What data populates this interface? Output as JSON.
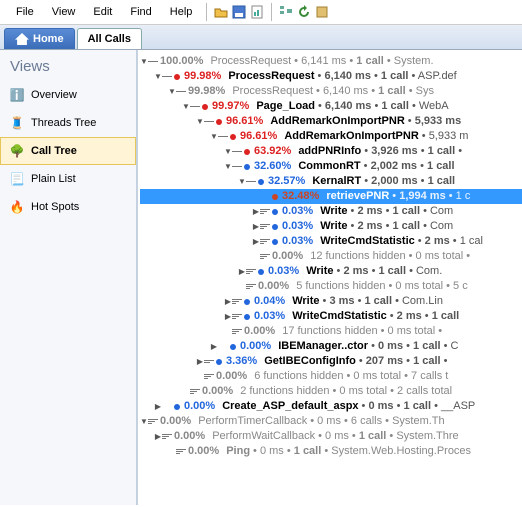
{
  "menu": {
    "file": "File",
    "view": "View",
    "edit": "Edit",
    "find": "Find",
    "help": "Help"
  },
  "tabs": {
    "home": "Home",
    "allcalls": "All Calls"
  },
  "views": {
    "title": "Views",
    "items": [
      {
        "label": "Overview"
      },
      {
        "label": "Threads Tree"
      },
      {
        "label": "Call Tree"
      },
      {
        "label": "Plain List"
      },
      {
        "label": "Hot Spots"
      }
    ]
  },
  "tree": [
    {
      "d": 0,
      "tri": "▼",
      "bars": 1,
      "pct": "100.00%",
      "fn": "ProcessRequest",
      "meta": "6,141 ms  •  1 call  •  System.",
      "gray": true,
      "dot": null
    },
    {
      "d": 1,
      "tri": "▼",
      "bars": 1,
      "pct": "99.98%",
      "fn": "ProcessRequest",
      "meta": "6,140 ms  •  1 call  •  ASP.def",
      "gray": false,
      "dot": "#d22",
      "bold": true
    },
    {
      "d": 2,
      "tri": "▼",
      "bars": 1,
      "pct": "99.98%",
      "fn": "ProcessRequest",
      "meta": "6,140 ms  •  1 call  •  Sys",
      "gray": true,
      "dot": null
    },
    {
      "d": 3,
      "tri": "▼",
      "bars": 1,
      "pct": "99.97%",
      "fn": "Page_Load",
      "meta": "6,140 ms  •  1 call  •  WebA",
      "gray": false,
      "dot": "#d22",
      "bold": true
    },
    {
      "d": 4,
      "tri": "▼",
      "bars": 1,
      "pct": "96.61%",
      "fn": "AddRemarkOnImportPNR",
      "meta": "5,933 ms",
      "gray": false,
      "dot": "#d22",
      "bold": true
    },
    {
      "d": 5,
      "tri": "▼",
      "bars": 1,
      "pct": "96.61%",
      "fn": "AddRemarkOnImportPNR",
      "meta": "5,933 m",
      "gray": false,
      "dot": "#d22",
      "bold": true
    },
    {
      "d": 6,
      "tri": "▼",
      "bars": 1,
      "pct": "63.92%",
      "fn": "addPNRInfo",
      "meta": "3,926 ms  •  1 call  •",
      "gray": false,
      "dot": "#d22",
      "bold": true
    },
    {
      "d": 6,
      "tri": "▼",
      "bars": 1,
      "pct": "32.60%",
      "fn": "CommonRT",
      "meta": "2,002 ms  •  1 call",
      "gray": false,
      "dot": "#26d",
      "bold": true
    },
    {
      "d": 7,
      "tri": "▼",
      "bars": 1,
      "pct": "32.57%",
      "fn": "KernalRT",
      "meta": "2,000 ms  •  1 call",
      "gray": false,
      "dot": "#26d",
      "bold": true
    },
    {
      "d": 8,
      "tri": "",
      "bars": 0,
      "pct": "32.48%",
      "fn": "retrievePNR",
      "meta": "1,994 ms  •  1 c",
      "gray": false,
      "dot": "#c42",
      "sel": true,
      "bold": true
    },
    {
      "d": 8,
      "tri": "▶",
      "bars": 3,
      "pct": "0.03%",
      "fn": "Write",
      "meta": "2 ms  •  1 call  •  Com",
      "gray": false,
      "dot": "#26d",
      "bold": true
    },
    {
      "d": 8,
      "tri": "▶",
      "bars": 3,
      "pct": "0.03%",
      "fn": "Write",
      "meta": "2 ms  •  1 call  •  Com",
      "gray": false,
      "dot": "#26d",
      "bold": true
    },
    {
      "d": 8,
      "tri": "▶",
      "bars": 3,
      "pct": "0.03%",
      "fn": "WriteCmdStatistic",
      "meta": "2 ms  •  1 cal",
      "gray": false,
      "dot": "#26d",
      "bold": true
    },
    {
      "d": 8,
      "tri": "",
      "bars": 3,
      "pct": "0.00%",
      "fn": "12 functions hidden",
      "meta": "0 ms total  •",
      "gray": true,
      "dot": null
    },
    {
      "d": 7,
      "tri": "▶",
      "bars": 3,
      "pct": "0.03%",
      "fn": "Write",
      "meta": "2 ms  •  1 call  •  Com.",
      "gray": false,
      "dot": "#26d",
      "bold": true
    },
    {
      "d": 7,
      "tri": "",
      "bars": 3,
      "pct": "0.00%",
      "fn": "5 functions hidden",
      "meta": "0 ms total  •  5 c",
      "gray": true,
      "dot": null
    },
    {
      "d": 6,
      "tri": "▶",
      "bars": 3,
      "pct": "0.04%",
      "fn": "Write",
      "meta": "3 ms  •  1 call  •  Com.Lin",
      "gray": false,
      "dot": "#26d",
      "bold": true
    },
    {
      "d": 6,
      "tri": "▶",
      "bars": 3,
      "pct": "0.03%",
      "fn": "WriteCmdStatistic",
      "meta": "2 ms  •  1 call",
      "gray": false,
      "dot": "#26d",
      "bold": true
    },
    {
      "d": 6,
      "tri": "",
      "bars": 3,
      "pct": "0.00%",
      "fn": "17 functions hidden",
      "meta": "0 ms total  •",
      "gray": true,
      "dot": null
    },
    {
      "d": 5,
      "tri": "▶",
      "bars": 0,
      "pct": "0.00%",
      "fn": "IBEManager..ctor",
      "meta": "0 ms  •  1 call  •  C",
      "gray": false,
      "dot": "#26d",
      "bold": true
    },
    {
      "d": 4,
      "tri": "▶",
      "bars": 2,
      "pct": "3.36%",
      "fn": "GetIBEConfigInfo",
      "meta": "207 ms  •  1 call  •",
      "gray": false,
      "dot": "#26d",
      "bold": true
    },
    {
      "d": 4,
      "tri": "",
      "bars": 3,
      "pct": "0.00%",
      "fn": "6 functions hidden",
      "meta": "0 ms total  •  7 calls t",
      "gray": true,
      "dot": null
    },
    {
      "d": 3,
      "tri": "",
      "bars": 3,
      "pct": "0.00%",
      "fn": "2 functions hidden",
      "meta": "0 ms total  •  2 calls total",
      "gray": true,
      "dot": null
    },
    {
      "d": 1,
      "tri": "▶",
      "bars": 0,
      "pct": "0.00%",
      "fn": "Create_ASP_default_aspx",
      "meta": "0 ms  •  1 call  •  __ASP",
      "gray": false,
      "dot": "#26d",
      "bold": true
    },
    {
      "d": 0,
      "tri": "▼",
      "bars": 3,
      "pct": "0.00%",
      "fn": "PerformTimerCallback",
      "meta": "0 ms  •  6 calls  •  System.Th",
      "gray": true,
      "dot": null
    },
    {
      "d": 1,
      "tri": "▶",
      "bars": 3,
      "pct": "0.00%",
      "fn": "PerformWaitCallback",
      "meta": "0 ms  •  1 call  •  System.Thre",
      "gray": true,
      "dot": null
    },
    {
      "d": 2,
      "tri": "",
      "bars": 3,
      "pct": "0.00%",
      "fn": "Ping",
      "meta": "0 ms  •  1 call  •  System.Web.Hosting.Proces",
      "gray": true,
      "dot": null,
      "bold": true
    }
  ]
}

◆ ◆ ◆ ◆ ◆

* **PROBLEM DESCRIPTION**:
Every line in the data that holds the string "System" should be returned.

* **WRITTEN RESPONSE**:
      "meta": "6,141 ms  •  1 call  •  System.",
      "meta": "0 ms  •  6 calls  •  System.Th",
      "meta": "0 ms  •  1 call  •  System.Thre",
      "meta": "0 ms  •  1 call  •  System.Web.Hosting.Proces",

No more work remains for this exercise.